* _Required work_
The response must contain each line of the material that holds "JSON".

* _Data for analysis_
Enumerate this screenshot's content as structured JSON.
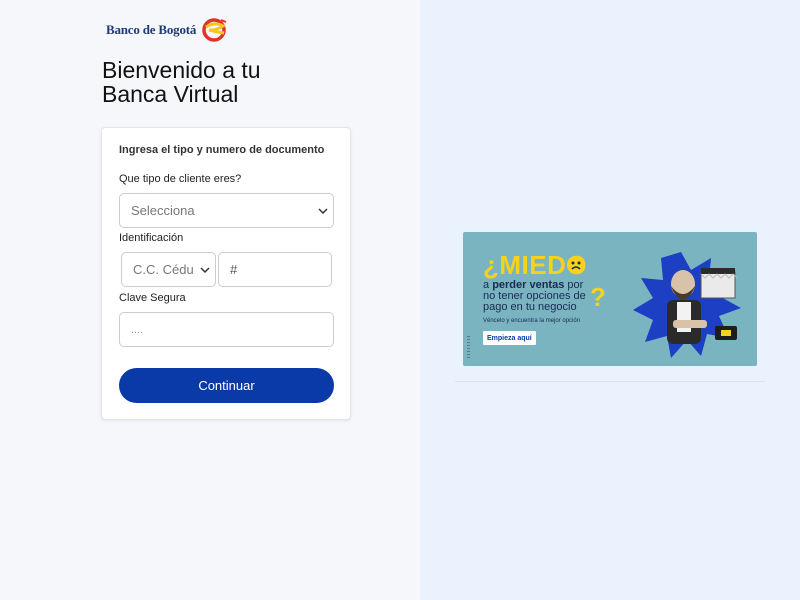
{
  "brand": {
    "name": "Banco de Bogotá",
    "colors": {
      "primary": "#0a3aa7",
      "logo_navy": "#1c3a78",
      "logo_red": "#e5302b",
      "logo_yellow": "#f7c51b"
    }
  },
  "welcome": {
    "line1": "Bienvenido a tu",
    "line2": "Banca Virtual"
  },
  "form": {
    "title": "Ingresa el tipo y numero de documento",
    "client_type_label": "Que tipo de cliente eres?",
    "client_type_value": "Selecciona",
    "id_label": "Identificación",
    "doc_type_value": "C.C. Cédu",
    "doc_number_placeholder": "#",
    "password_label": "Clave Segura",
    "password_value": "....",
    "submit_label": "Continuar"
  },
  "banner": {
    "headline": "¿MIEDO",
    "line_a_bold": "perder ventas",
    "line_a_prefix": "a ",
    "line_a_suffix": " por",
    "line_b": "no tener opciones de",
    "line_c": "pago en tu negocio",
    "question": "?",
    "subtext": "Véncelo y encuentra la mejor opción",
    "cta": "Empieza aquí"
  }
}
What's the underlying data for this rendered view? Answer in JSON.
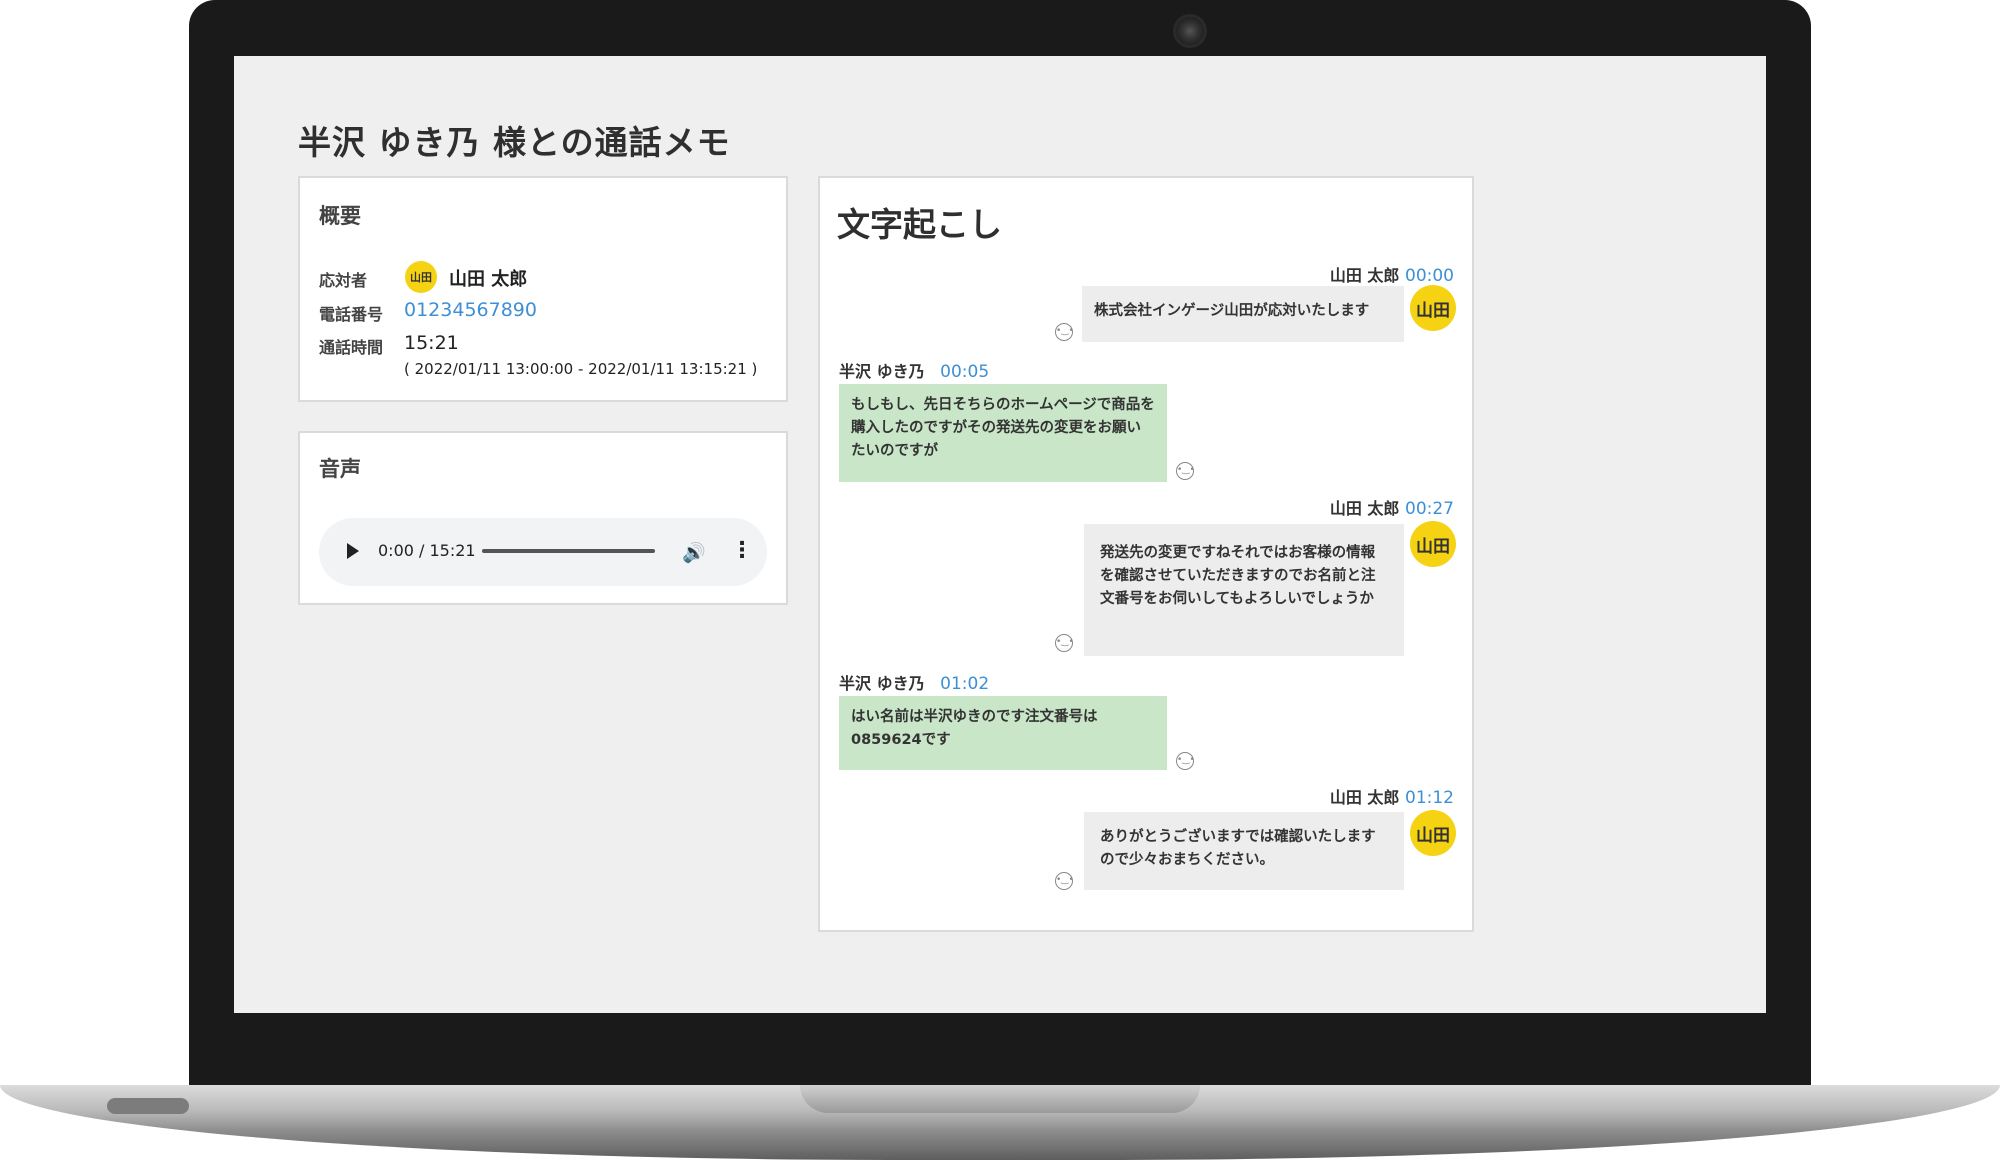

* _Response_
Enumerate this screenshot's content as structured JSON.
What's the underlying data for this rendered view? Answer in JSON.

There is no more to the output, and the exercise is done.